◆ **ABOUT THIS EXERCISE**: Count the lines below containing "adress"; state the number only.

◆ **DATA SHOWN**:
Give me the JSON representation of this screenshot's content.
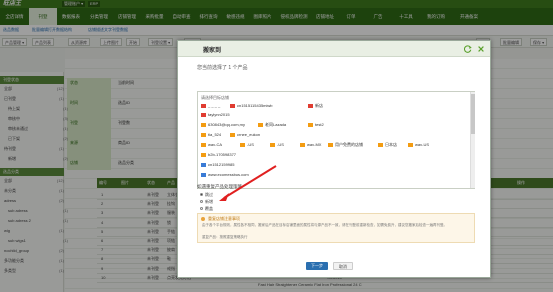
{
  "app": {
    "brand": "旺店王",
    "account": "管理账户 ▾",
    "erp": "ERP"
  },
  "nav": [
    "全店详情",
    "刊登",
    "数据报表",
    "分类管理",
    "店铺管理",
    "采购批量",
    "自动审查",
    "排行查询",
    "敏感违规",
    "图库照片",
    "侵权品牌检测",
    "店铺地址",
    "订单",
    "广告",
    "十工具",
    "我的订购",
    "开通备案"
  ],
  "subbar": [
    "选品数据",
    "批量编辑打开数据结构",
    "店铺描述文字刊登数据"
  ],
  "toolbar": [
    "产品管理 ▾",
    "产品列表",
    "从资源库",
    "上传图片",
    "开始",
    "刊登设置 ▾",
    "翻译 ▾",
    "配置",
    "批量编辑",
    "字段",
    "保存 ▾"
  ],
  "sidebar": {
    "sections": [
      {
        "label": "刊登状态",
        "count": "(1)",
        "items": [
          {
            "label": "全部",
            "count": "(12)"
          },
          {
            "label": "已刊登",
            "count": "(1)"
          },
          {
            "label": "待上架",
            "count": "(1)"
          },
          {
            "label": "审核中",
            "count": "(3)"
          },
          {
            "label": "审核未通过",
            "count": "(1)"
          },
          {
            "label": "已下架",
            "count": "(2)"
          },
          {
            "label": "待刊登",
            "count": "(1)"
          },
          {
            "label": "新增",
            "count": "(2)"
          }
        ]
      },
      {
        "label": "选品分类",
        "count": "(1)",
        "items": [
          {
            "label": "全部",
            "count": "(12)"
          },
          {
            "label": "未分类",
            "count": "(1)"
          },
          {
            "label": "adress",
            "count": "(2)"
          },
          {
            "label": "sub adress",
            "count": "(1)"
          },
          {
            "label": "sub adress 2",
            "count": "(1)"
          },
          {
            "label": "wig",
            "count": "(1)"
          },
          {
            "label": "sub wigs1",
            "count": "(1)"
          },
          {
            "label": "nochild_group",
            "count": "(2)"
          },
          {
            "label": "多功能分类",
            "count": "(1)"
          },
          {
            "label": "多类型",
            "count": "(1)"
          }
        ]
      }
    ]
  },
  "filter": {
    "left": [
      "状态",
      "时间",
      "刊登",
      "来源",
      "店铺",
      "品牌",
      "选购数量"
    ],
    "col1": [
      "当前时间",
      "选品ID",
      "刊登数",
      "商品ID",
      "选品分类",
      "刊登状态",
      "已刊登"
    ],
    "col2": [
      "选择ID",
      "选择SKU",
      "选择店铺",
      "选择产品",
      "选择分类",
      "选择状态",
      "选择刊登"
    ]
  },
  "table": {
    "headers": [
      "编号",
      "图片",
      "图像",
      "状态",
      "产品",
      "标题",
      "价格",
      "库存",
      "销量",
      "状态",
      "操作"
    ],
    "rows": [
      {
        "no": "1",
        "status": "未刊登",
        "title": "立体衣框",
        "sku": "SKU001"
      },
      {
        "no": "2",
        "status": "未刊登",
        "title": "挂钩",
        "sku": "SKU002"
      },
      {
        "no": "3",
        "status": "未刊登",
        "title": "服装",
        "sku": "SKU003"
      },
      {
        "no": "4",
        "status": "未刊登",
        "title": "锁",
        "sku": "SKU004"
      },
      {
        "no": "5",
        "status": "未刊登",
        "title": "手链",
        "sku": "SKU005"
      },
      {
        "no": "6",
        "status": "未刊登",
        "title": "项链",
        "sku": "SKU006"
      },
      {
        "no": "7",
        "status": "未刊登",
        "title": "披肩",
        "sku": "SKU007"
      },
      {
        "no": "8",
        "status": "未刊登",
        "title": "鞋",
        "sku": "SKU008"
      },
      {
        "no": "9",
        "status": "未刊登",
        "title": "戒指",
        "sku": "SKU009"
      },
      {
        "no": "10",
        "status": "未刊登",
        "title": "点亮发光灯泡",
        "sku": "SKU010"
      }
    ],
    "bottom_row_text": "Fast Hair Straightener Ceramic Flat Iron Professional 24 C"
  },
  "dialog": {
    "title": "搬家到",
    "selected_text": "您当前选择了 1 个产品",
    "stores_header": "请选择目标店铺",
    "stores": [
      {
        "label": "_ _ _ _",
        "color": "#e03c31"
      },
      {
        "label": "cn1515115435miwb",
        "color": "#e03c31"
      },
      {
        "label": "新店",
        "color": "#e03c31"
      },
      {
        "label": "taylynn2015",
        "color": "#e03c31"
      },
      {
        "label": "630843@qq.com,my",
        "color": "#f39c12"
      },
      {
        "label": "老同Lazada",
        "color": "#f39c12"
      },
      {
        "label": "test2",
        "color": "#f39c12"
      },
      {
        "label": "tia_524",
        "color": "#f39c12"
      },
      {
        "label": "crnee_eukon",
        "color": "#f39c12"
      },
      {
        "label": "wav-CA",
        "color": "#f39c12"
      },
      {
        "label": "-US",
        "color": "#f39c12"
      },
      {
        "label": "-US",
        "color": "#f39c12"
      },
      {
        "label": "wav-MX",
        "color": "#f39c12"
      },
      {
        "label": "用户免费的店铺",
        "color": "#f39c12"
      },
      {
        "label": "日本店",
        "color": "#f39c12"
      },
      {
        "label": "wav-US",
        "color": "#f39c12"
      },
      {
        "label": "b2b-170598377",
        "color": "#f39c12"
      },
      {
        "label": "cn1512159985",
        "color": "#3a7bd5"
      },
      {
        "label": "www.ecomessbus.com",
        "color": "#3a7bd5"
      }
    ],
    "strategy_label": "如遇重复产品处理策略",
    "options": [
      "跳过",
      "新增",
      "覆盖"
    ],
    "selected_option": "跳过",
    "notice_title": "重复店铺注意事项",
    "notice_text": "由于各个平台规则，属性各不相同，搬家后产品在目标店铺里面的属性将与源产品不一致，请在刊登前重新检查，如需免费升，建议您搬家后检查一遍再刊登。",
    "notice_text2": "重复产品：按照重复策略执行",
    "primary_button": "下一步",
    "cancel_button": "取消",
    "refresh_icon": "refresh-icon",
    "close_icon": "close-icon"
  },
  "colors": {
    "nav": "#2f6b16",
    "accent": "#4c7a2c",
    "arrow": "#e02020",
    "primary_btn": "#2a6fb0"
  }
}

◆ **ANSWER TO THIS PROBLEM**: 3